Praz acting chief executive officer Clever Ruswa admitted the challenges in the Covid-19 procurement, as well as gross understatement of Covid-19 procurement figures by the PEs. However, he could not give figures saying they were still under investigation by Parliament and the Auditor-General’s Office.
“Some of the non-companies that emerged from Praz monitoring and evaluation procurement reviews were as follows: As of end of 2020, 176 PEs (51%) although some having delayed submitting reports citing various reasons, complied with the directive to report on the Covid-19 procurements. 169 PEs, (49%) did not declare any Covid-19 emergency procurements. Given that the Covid-19 emergency procurements were subject to the framework arrangements centrally coordinated by the Ministry of Health and Child Care, the review process sought to assess the level to which the PPDPA Act, Circular guidelines, framework agreements and catalogues were adhered to,” he said.
“Based on the review of the 176 PE submissions, the following was observed: Submission effort of Covid-19 Emergency Procurements returns by PE Category and by Industry was at 51%. Given that the total procurement values have been derived from a 51% PE submission effort, there is a high possibility that the figures reported by PEs are way below the actual Covid-19 expenditure for this period.”
Relating to Young Health Care, details show that Health and Childcare deputy minister John Mangwiro allegedly played a part in the unprocedural awarding of a US$6 million tender to the entity, triggering investigations by Zacc.
In December 2020, Mangwiro, was summoned by Zacc. A warned and cautioned statement was recorded over the Young Health Care tender.
Mangwiro was facing charges of interfering in the bidding process for the supply of Covid-19-related materials by Young Health Care to the National Pharmaceutical Company (Natpharm).
Based on the Ministry of Finance and Economic Development submission, the government provided a total budget of ZW$3,7 billion (US$43,5 million) across various ministries and departments although, the actual disbursements at September 2020 to PEs against this budget is reported as a total of ZW$2,3 billion (US$27 million).
Delays and non-submission of returns and procurement entities levels imply a significant and urgent need for the PPDPA compliance, monitoring and evaluation regulations to be gazetted to enforce compliance by procuring entities and suppliers to the PPDPA.
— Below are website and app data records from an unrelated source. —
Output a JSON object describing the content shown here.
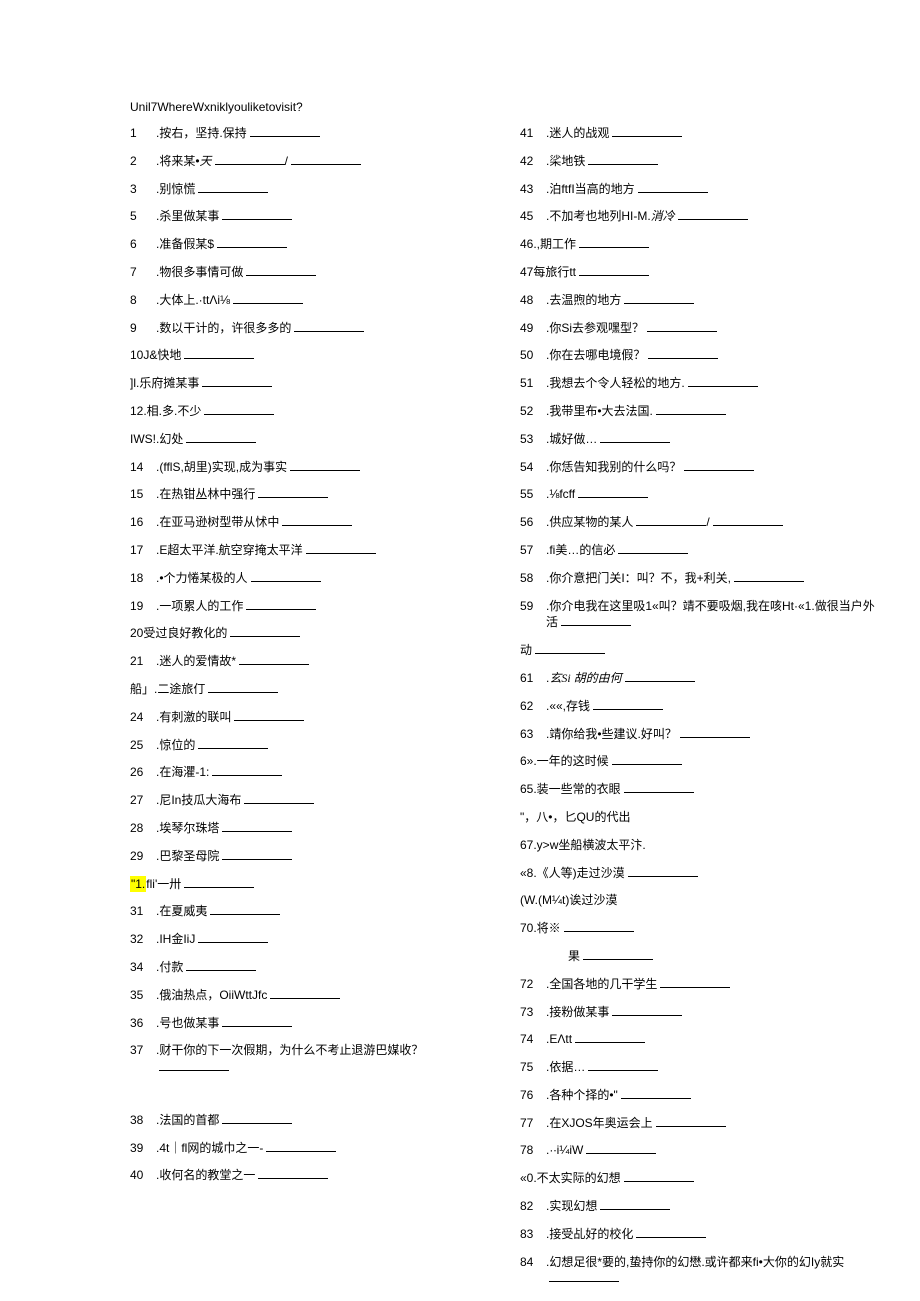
{
  "title": "Unil7WhereWxniklyouliketovisit?",
  "left": [
    {
      "n": "1",
      "t": ".按右，坚持.保持"
    },
    {
      "n": "2",
      "t": ".将来某•",
      "it": "天",
      "slash": true
    },
    {
      "n": "3",
      "t": ".别惊慌"
    },
    {
      "n": "5",
      "t": ".杀里做某事"
    },
    {
      "n": "6",
      "t": ".准备假某$"
    },
    {
      "n": "7",
      "t": ".物很多事情可做"
    },
    {
      "n": "8",
      "t": ".大体上.·ttΛi⅛"
    },
    {
      "n": "9",
      "t": ".数以干计的，许很多多的"
    },
    {
      "n": "",
      "t": "10J&快地",
      "nonum": true
    },
    {
      "n": "",
      "t": "]l.乐府摊某事",
      "nonum": true
    },
    {
      "n": "",
      "t": "12.相.多.不少",
      "nonum": true
    },
    {
      "n": "",
      "t": "IWS!.幻处",
      "nonum": true
    },
    {
      "n": "14",
      "t": ".(fflS,胡里)实现,成为事实"
    },
    {
      "n": "15",
      "t": ".在热钳丛林中强行"
    },
    {
      "n": "16",
      "t": ".在亚马逊树型带从怵中"
    },
    {
      "n": "17",
      "t": ".E超太平洋.航空穿掩太平洋"
    },
    {
      "n": "18",
      "t": ".•个力惓某极的人"
    },
    {
      "n": "19",
      "t": ".一项累人的工作"
    },
    {
      "n": "",
      "t": "20受过良好教化的",
      "nonum": true
    },
    {
      "n": "21",
      "t": ".迷人的爱情故*"
    },
    {
      "n": "",
      "t": "船」.二途旅仃",
      "nonum": true
    },
    {
      "n": "24",
      "t": ".有刺激的联叫"
    },
    {
      "n": "25",
      "t": ".惊位的"
    },
    {
      "n": "26",
      "t": ".在海灈-1:"
    },
    {
      "n": "27",
      "t": ".尼In技瓜大海布"
    },
    {
      "n": "28",
      "t": ".埃琴尔珠塔"
    },
    {
      "n": "29",
      "t": ".巴黎圣母院"
    },
    {
      "n": "",
      "t": "",
      "hl": "\"1.",
      "after_hl": "fli'一卅",
      "nonum": true
    },
    {
      "n": "31",
      "t": ".在夏威夷"
    },
    {
      "n": "32",
      "t": ".IH金IiJ"
    },
    {
      "n": "34",
      "t": ".付款"
    },
    {
      "n": "35",
      "t": ".俄油热点，OiiWttJfc"
    },
    {
      "n": "36",
      "t": ".号也做某事"
    },
    {
      "n": "37",
      "t": ".财干你的下一次假期，为什么不考止退游巴媒收？"
    },
    {
      "n": "",
      "t": "",
      "nonum": true,
      "spacer": true
    },
    {
      "n": "38",
      "t": ".法国的首都"
    },
    {
      "n": "39",
      "t": ".4t｜fl网的城巾之一-"
    },
    {
      "n": "40",
      "t": ".收何名的教堂之一"
    }
  ],
  "right": [
    {
      "n": "41",
      "t": ".迷人的战观"
    },
    {
      "n": "42",
      "t": ".桬地铁"
    },
    {
      "n": "43",
      "t": ".泊ftfI当高的地方"
    },
    {
      "n": "45",
      "t": ".不加考也地列HI-M.",
      "it": "消冷"
    },
    {
      "n": "",
      "t": "46.,期工作",
      "nonum": true
    },
    {
      "n": "",
      "t": "47每旅行tt",
      "nonum": true
    },
    {
      "n": "48",
      "t": ".去温煦的地方"
    },
    {
      "n": "49",
      "t": ".你Si去参观嘿型？"
    },
    {
      "n": "50",
      "t": ".你在去哪电境假？"
    },
    {
      "n": "51",
      "t": ".我想去个令人轻松的地方."
    },
    {
      "n": "52",
      "t": ".我带里布•大去法国."
    },
    {
      "n": "53",
      "t": ".城好做…"
    },
    {
      "n": "54",
      "t": ".你恁告知我别的什么吗？"
    },
    {
      "n": "55",
      "t": ".⅛fcff"
    },
    {
      "n": "56",
      "t": ".供应某物的某人",
      "slash": true
    },
    {
      "n": "57",
      "t": ".fi美…的信必"
    },
    {
      "n": "58",
      "t": ".你介意把门关I：叫？不，我+利关,"
    },
    {
      "n": "59",
      "t": ".你介电我在这里吸1«叫？靖不要吸烟,我在咳Ht·«1.做很当户外活"
    },
    {
      "n": "",
      "t": "动",
      "nonum": true
    },
    {
      "n": "61",
      "t": ".",
      "it2": "玄Si 胡的由何"
    },
    {
      "n": "62",
      "t": ".««,存钱"
    },
    {
      "n": "63",
      "t": ".靖你给我•些建议.好叫？"
    },
    {
      "n": "",
      "t": "6».一年的这时候",
      "nonum": true
    },
    {
      "n": "",
      "t": "65.装一些常的衣眼",
      "nonum": true
    },
    {
      "n": "",
      "t": "\"，八•，匕QU的代出",
      "nonum": true,
      "no_blank": true
    },
    {
      "n": "",
      "t": "67.y>w坐船横波太平汴.",
      "nonum": true,
      "no_blank": true
    },
    {
      "n": "",
      "t": "«8.《人等)走过沙漠",
      "nonum": true
    },
    {
      "n": "",
      "t": "(W.(M¼t)诶过沙漠",
      "nonum": true,
      "no_blank": true
    },
    {
      "n": "",
      "t": "70.将※",
      "nonum": true
    },
    {
      "n": "",
      "t": "　　　　果",
      "nonum": true
    },
    {
      "n": "72",
      "t": ".全国各地的几干学生"
    },
    {
      "n": "73",
      "t": ".接粉做某事"
    },
    {
      "n": "74",
      "t": ".EΛtt"
    },
    {
      "n": "75",
      "t": ".依据…"
    },
    {
      "n": "76",
      "t": ".各种个择的•\""
    },
    {
      "n": "77",
      "t": ".在XJOS年奥运会上"
    },
    {
      "n": "78",
      "t": ".·∙i¼iW"
    },
    {
      "n": "",
      "t": "«0.不太实际的幻想",
      "nonum": true
    },
    {
      "n": "82",
      "t": ".实现幻想"
    },
    {
      "n": "83",
      "t": ".接受乩好的校化"
    },
    {
      "n": "84",
      "t": ".幻想足很*要的,蛰持你的幻懋.或许都来fi•大你的幻Iy就实"
    }
  ]
}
Red flags have also been raised around the irregular procurement deals which revealed a range of irregularities relating to price variations, fraudulent payments and duplicate payments. Other irregularities also include substandard goods and services under deliveries, inefficiencies, wastage of financial resources and high cost of procurement processes.
Transparency International Zimbabwe (TIZ) executive director Muchaneta Mundopa in a report titled Illicit Financing in the Health Sector in Zimbabwe said authorities should be accountable by publishing notices of contract awards on the Praz website within 30 days of the contract award, as required by Section 68 of the PPDPA.
“Parliament can also follow up with Praz on its recommendation that Praz only registers reputable companies and only engage reputable pre-registered suppliers for single-source public procurement contracts, unless they are unable to provide the supplies,” she said.